> STORED DATA

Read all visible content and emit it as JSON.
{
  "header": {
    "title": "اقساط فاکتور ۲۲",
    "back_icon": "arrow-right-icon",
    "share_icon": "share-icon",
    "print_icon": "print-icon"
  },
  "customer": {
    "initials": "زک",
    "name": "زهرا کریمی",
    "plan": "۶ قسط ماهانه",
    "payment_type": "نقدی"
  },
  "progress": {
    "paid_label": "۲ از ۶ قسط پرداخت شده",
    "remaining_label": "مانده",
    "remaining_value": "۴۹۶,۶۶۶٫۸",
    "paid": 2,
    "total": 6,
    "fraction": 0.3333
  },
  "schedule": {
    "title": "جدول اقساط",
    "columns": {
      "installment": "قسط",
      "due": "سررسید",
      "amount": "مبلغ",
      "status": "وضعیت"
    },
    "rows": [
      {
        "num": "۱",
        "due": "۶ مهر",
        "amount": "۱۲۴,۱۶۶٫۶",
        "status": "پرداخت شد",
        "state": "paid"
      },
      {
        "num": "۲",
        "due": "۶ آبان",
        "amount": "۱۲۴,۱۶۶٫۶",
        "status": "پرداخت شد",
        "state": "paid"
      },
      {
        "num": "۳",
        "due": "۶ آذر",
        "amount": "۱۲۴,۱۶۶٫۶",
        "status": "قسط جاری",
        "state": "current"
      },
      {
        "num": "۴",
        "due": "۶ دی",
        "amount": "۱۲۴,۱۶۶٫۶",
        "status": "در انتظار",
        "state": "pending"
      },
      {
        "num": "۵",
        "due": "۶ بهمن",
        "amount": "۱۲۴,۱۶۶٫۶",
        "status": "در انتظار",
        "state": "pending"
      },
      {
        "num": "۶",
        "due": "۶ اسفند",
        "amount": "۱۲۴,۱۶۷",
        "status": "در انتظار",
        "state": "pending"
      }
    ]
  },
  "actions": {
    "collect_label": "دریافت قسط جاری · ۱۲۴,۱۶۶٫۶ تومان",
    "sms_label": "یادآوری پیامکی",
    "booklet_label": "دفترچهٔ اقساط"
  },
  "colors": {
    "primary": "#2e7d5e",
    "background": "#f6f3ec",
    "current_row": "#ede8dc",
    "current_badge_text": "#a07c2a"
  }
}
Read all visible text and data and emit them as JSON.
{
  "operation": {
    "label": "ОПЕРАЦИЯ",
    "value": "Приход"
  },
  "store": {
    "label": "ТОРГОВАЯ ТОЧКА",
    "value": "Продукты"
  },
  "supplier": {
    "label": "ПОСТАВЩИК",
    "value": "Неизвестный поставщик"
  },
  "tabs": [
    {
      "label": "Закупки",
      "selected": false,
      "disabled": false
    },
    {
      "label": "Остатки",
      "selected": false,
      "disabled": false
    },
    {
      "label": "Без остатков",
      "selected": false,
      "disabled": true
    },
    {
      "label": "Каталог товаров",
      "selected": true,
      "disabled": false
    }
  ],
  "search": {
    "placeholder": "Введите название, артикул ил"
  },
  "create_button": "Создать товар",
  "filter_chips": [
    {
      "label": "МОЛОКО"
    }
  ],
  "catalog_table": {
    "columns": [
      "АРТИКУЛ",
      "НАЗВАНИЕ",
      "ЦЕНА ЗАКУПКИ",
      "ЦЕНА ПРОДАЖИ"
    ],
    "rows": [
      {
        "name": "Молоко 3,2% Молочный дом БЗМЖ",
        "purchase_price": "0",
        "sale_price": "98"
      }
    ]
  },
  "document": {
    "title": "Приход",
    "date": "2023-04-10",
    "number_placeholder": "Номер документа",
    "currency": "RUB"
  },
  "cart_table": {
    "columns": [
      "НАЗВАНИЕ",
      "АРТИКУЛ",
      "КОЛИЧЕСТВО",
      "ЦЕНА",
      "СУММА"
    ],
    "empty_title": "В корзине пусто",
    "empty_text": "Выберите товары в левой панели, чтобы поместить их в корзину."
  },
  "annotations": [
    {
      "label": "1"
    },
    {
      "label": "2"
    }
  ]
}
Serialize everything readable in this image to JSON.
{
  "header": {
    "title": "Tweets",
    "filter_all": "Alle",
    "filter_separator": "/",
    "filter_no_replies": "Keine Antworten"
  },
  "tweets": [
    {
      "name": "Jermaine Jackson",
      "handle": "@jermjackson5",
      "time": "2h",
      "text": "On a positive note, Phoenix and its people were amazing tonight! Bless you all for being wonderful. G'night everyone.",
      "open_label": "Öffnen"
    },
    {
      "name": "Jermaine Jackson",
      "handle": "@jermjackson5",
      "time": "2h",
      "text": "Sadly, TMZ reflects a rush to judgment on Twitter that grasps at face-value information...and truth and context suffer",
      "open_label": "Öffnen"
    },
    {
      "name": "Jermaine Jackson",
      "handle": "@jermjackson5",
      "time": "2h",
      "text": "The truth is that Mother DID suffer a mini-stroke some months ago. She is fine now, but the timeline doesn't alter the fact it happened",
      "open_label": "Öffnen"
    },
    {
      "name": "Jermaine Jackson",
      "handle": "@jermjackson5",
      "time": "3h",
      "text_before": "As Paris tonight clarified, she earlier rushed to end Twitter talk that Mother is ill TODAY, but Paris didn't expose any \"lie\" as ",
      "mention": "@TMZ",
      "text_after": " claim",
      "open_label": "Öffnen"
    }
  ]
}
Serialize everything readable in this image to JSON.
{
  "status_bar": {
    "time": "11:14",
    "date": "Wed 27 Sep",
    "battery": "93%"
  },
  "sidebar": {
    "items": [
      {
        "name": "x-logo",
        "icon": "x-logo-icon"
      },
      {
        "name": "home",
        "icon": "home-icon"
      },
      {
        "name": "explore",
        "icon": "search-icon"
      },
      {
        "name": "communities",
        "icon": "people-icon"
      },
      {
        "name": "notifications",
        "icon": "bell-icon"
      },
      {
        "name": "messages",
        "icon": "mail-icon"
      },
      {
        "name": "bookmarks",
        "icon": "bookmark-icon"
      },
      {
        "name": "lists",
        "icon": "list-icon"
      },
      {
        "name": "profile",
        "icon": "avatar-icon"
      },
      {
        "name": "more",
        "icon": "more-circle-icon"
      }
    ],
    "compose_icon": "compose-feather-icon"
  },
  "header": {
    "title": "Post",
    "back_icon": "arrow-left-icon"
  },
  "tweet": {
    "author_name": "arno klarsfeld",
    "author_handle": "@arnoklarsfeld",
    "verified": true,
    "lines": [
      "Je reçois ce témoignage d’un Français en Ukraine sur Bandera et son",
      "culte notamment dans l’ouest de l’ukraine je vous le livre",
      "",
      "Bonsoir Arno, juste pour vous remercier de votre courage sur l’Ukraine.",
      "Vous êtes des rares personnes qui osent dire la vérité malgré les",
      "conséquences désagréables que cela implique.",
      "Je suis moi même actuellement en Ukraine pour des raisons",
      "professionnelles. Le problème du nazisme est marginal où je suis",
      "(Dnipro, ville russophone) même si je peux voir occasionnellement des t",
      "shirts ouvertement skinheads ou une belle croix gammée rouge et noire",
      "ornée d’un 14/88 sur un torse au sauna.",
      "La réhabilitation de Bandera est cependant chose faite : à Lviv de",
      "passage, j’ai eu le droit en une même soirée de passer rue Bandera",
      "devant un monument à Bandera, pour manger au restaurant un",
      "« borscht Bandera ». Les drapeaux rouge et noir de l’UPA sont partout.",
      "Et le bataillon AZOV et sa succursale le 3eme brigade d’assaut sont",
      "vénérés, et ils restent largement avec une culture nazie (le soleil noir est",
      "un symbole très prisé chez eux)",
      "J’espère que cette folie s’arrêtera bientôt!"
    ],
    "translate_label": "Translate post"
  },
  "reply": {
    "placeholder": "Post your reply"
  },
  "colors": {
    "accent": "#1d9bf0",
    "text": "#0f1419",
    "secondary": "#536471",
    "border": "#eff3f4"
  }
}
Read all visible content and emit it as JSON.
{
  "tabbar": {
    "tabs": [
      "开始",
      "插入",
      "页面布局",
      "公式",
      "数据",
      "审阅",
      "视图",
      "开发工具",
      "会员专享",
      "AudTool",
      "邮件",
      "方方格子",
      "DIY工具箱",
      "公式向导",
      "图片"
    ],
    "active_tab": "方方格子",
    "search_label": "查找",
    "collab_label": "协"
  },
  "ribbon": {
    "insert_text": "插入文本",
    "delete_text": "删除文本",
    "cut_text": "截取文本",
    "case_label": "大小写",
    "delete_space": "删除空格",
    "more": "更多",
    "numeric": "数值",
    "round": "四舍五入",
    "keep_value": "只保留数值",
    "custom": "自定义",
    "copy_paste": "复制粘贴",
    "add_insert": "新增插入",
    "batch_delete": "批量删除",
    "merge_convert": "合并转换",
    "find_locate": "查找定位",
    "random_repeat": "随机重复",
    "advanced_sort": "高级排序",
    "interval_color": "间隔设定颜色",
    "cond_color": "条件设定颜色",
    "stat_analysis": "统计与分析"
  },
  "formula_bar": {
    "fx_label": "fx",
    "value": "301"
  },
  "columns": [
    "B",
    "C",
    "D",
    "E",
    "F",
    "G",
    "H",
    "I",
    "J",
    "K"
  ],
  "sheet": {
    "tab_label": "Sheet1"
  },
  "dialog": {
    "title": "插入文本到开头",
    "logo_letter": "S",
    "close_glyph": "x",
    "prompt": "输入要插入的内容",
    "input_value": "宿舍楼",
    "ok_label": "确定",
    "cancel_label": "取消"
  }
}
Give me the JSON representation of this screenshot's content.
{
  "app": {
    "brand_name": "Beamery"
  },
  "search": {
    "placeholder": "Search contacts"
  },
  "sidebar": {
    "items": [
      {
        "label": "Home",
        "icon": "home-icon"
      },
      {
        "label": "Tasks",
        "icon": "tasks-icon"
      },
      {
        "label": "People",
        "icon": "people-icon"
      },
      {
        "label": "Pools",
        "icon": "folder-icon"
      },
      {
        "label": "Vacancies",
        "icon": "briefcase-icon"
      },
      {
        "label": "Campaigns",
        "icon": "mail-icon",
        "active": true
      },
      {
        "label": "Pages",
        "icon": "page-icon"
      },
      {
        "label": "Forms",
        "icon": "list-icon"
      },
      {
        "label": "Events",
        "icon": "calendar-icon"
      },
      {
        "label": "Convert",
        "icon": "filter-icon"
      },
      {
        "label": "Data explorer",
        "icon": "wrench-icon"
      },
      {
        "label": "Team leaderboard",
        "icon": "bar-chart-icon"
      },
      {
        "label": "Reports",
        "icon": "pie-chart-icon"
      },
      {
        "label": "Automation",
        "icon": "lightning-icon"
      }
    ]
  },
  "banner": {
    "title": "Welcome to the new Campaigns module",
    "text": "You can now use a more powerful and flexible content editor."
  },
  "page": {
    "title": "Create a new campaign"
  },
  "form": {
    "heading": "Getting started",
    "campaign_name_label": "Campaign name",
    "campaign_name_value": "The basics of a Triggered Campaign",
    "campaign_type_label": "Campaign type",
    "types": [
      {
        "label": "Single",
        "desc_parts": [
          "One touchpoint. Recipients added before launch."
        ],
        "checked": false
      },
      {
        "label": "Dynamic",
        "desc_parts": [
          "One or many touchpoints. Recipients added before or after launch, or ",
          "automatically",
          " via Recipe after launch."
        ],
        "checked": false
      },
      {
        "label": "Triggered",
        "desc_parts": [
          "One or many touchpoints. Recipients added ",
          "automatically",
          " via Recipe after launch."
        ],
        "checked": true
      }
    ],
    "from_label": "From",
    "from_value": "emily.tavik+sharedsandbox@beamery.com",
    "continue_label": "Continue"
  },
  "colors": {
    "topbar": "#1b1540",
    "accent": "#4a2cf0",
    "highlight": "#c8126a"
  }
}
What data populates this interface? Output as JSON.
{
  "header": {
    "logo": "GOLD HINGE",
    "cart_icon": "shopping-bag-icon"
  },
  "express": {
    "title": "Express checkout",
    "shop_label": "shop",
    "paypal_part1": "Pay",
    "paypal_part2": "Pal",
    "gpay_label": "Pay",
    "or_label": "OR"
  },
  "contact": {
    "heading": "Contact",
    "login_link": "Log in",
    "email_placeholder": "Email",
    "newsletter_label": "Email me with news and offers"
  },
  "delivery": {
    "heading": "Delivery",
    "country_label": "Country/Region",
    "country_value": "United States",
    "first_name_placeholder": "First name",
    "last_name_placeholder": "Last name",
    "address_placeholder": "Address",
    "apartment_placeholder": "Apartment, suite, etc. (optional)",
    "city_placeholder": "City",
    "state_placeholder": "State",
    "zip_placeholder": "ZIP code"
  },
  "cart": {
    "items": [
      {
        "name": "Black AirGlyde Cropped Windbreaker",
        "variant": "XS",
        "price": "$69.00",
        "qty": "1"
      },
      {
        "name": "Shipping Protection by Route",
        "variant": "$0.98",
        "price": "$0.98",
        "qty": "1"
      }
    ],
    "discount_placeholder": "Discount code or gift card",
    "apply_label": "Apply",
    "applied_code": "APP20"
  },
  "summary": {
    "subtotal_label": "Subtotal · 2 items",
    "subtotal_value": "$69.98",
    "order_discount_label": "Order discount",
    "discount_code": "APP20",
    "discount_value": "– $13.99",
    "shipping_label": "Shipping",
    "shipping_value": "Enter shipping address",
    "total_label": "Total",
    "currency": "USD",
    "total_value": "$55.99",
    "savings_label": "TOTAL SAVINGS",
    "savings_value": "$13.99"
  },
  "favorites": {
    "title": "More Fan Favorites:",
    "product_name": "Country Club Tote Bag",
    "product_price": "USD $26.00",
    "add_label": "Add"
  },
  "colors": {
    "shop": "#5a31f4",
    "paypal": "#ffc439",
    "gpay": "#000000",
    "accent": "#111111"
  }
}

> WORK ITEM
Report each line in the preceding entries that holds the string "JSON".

> WRITTEN REPLY
Read all visible content and emit it as JSON.
Read all visible text and data and emit them as JSON.
Serialize everything readable in this image to JSON.
Serialize everything readable in this image to JSON.
Read all visible content and emit it as JSON.
Give me the JSON representation of this screenshot's content.
What data populates this interface? Output as JSON.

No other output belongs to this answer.